Data records for software interfaces:
--------------------

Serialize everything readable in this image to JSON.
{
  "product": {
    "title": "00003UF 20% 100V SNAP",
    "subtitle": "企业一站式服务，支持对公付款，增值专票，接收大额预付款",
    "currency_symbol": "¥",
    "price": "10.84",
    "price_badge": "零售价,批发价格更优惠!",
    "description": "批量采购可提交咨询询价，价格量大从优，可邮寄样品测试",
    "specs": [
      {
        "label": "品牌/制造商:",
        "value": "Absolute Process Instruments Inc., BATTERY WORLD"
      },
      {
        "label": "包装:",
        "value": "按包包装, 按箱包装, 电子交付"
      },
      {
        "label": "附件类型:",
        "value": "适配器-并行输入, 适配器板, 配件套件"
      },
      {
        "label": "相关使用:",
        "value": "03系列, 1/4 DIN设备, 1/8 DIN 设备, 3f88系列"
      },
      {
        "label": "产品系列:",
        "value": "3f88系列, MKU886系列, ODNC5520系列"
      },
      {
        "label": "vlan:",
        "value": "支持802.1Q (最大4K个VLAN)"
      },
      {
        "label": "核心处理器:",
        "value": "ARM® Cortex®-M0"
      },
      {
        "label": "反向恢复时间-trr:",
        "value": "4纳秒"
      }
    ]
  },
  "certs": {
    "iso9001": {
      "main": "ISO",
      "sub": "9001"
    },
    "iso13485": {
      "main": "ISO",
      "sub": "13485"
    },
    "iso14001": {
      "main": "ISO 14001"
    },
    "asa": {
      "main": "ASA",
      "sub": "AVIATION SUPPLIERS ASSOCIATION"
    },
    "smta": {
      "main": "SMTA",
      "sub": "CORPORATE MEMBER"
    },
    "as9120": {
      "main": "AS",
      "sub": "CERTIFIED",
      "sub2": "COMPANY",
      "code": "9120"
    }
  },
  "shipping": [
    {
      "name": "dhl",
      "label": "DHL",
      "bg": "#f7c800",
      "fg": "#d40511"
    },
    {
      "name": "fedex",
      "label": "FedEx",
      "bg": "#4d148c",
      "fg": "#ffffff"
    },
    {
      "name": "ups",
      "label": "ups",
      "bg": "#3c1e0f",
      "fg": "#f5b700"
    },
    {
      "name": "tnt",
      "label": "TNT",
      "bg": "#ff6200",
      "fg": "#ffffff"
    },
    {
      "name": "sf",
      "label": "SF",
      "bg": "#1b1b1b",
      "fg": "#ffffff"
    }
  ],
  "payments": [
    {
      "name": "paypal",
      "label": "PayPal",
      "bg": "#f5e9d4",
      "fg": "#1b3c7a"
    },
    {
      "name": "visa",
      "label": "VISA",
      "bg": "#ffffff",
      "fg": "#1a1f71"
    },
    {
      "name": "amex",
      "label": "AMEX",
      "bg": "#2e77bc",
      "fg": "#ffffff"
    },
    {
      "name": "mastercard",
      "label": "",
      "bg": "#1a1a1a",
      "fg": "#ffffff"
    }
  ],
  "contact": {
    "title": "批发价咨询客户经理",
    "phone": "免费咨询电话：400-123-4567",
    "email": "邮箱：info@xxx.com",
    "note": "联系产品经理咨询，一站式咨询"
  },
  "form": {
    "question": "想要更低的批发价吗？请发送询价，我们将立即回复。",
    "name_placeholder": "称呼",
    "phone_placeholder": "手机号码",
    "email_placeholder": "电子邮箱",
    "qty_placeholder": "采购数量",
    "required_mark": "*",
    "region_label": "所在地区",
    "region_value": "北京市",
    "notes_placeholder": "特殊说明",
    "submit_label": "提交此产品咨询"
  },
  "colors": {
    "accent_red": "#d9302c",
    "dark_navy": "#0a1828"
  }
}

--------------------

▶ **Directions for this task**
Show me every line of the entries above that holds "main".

▶ **Result for this task**
      "main": "ISO",
      "main": "ISO",
      "main": "ISO 14001"
      "main": "ASA",
      "main": "SMTA",
      "main": "AS",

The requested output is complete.